A deferment is an agreement between a borrower and a lender to suspend payments during a specific amount of time. Deferments are sometimes automatic while others need to be requested. In the case of federal student loans—a common time when deferments are used—a deferment might be automatic when a student enrolls and maintains a half-time course load in a college or university degree program. In the case of requested deferments, a borrower must submit documents to prove to the lender that he/she is unable to make the required payments at that time.
When Should I Request a Deferment?
There are many reasons someone might request a deferment; for example, a college graduate who just left school and has low or no income yet to afford student loan payments yet. Student loan deferments for subsidized loans freeze the interest as well, so it is not added to the balance. However, interest still accumulates on unsubsidized loans when they are deferred and will be added to the balance. Forbearance is like deferment, but interest continues to accrue on the balance during forbearance.
There are three main reasons why deferments are requested (and granted):
- Unemployment, which is defined as not being able to find a job of at least 30 hours per week for a period of at least three months.
- Economic hardship, such as borrowers who receive federal or state public assistance, serve in the Peace Corps, or work full-time but earn less than federal minimum wage or are under 150 percent of the poverty line (for the borrower’s family size). There is a three-year limit for an economic hardship deferment.
- Military deployment. Borrowers can defer their loan payments for the duration of their service when called to active duty in the armed forces, military operations, or national emergencies.
An example of this is Steve. Steve was recently laid off from his job where he received an annual salary of $50,000. This allowed him to pay all his bills and loan payments. However, upon losing his job, Steve is unable to find another well-paying job quickly. He begins to work part-time waiting tables at a restaurant. While he was promised 40 hours per week at the restaurant, he is sent home several nights when the establishment isn’t busy, resulting in less than 20 hours per week worked at minimum wage.
Steve is having a hard time making ends meet because his take-home pay was significantly reduced. His monthly loan payments are coming due, but he does not have the money to cover them. Steve then submits copies of his new paystubs to his lenders which show that he was let go from his job and is experiencing economic hardship. His lenders agree to a deferment of payments for several months, after which, they will evaluate Steve’s situation again.

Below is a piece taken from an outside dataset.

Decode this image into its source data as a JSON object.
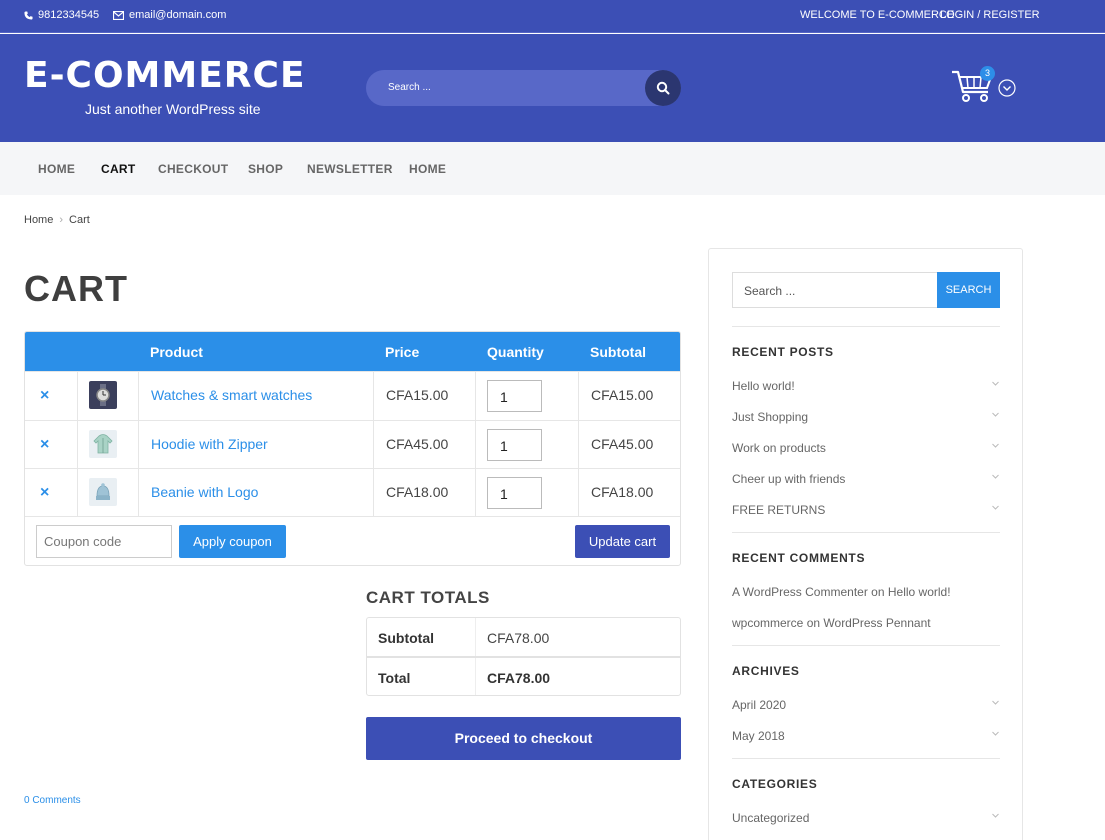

The deferral will allow him to cut expenses by several hundred dollars per month until he is able to replace his lost income. The deferment will also allow him some peace of mind instead of falling into the cycle of debt to cover the monthly shortfall.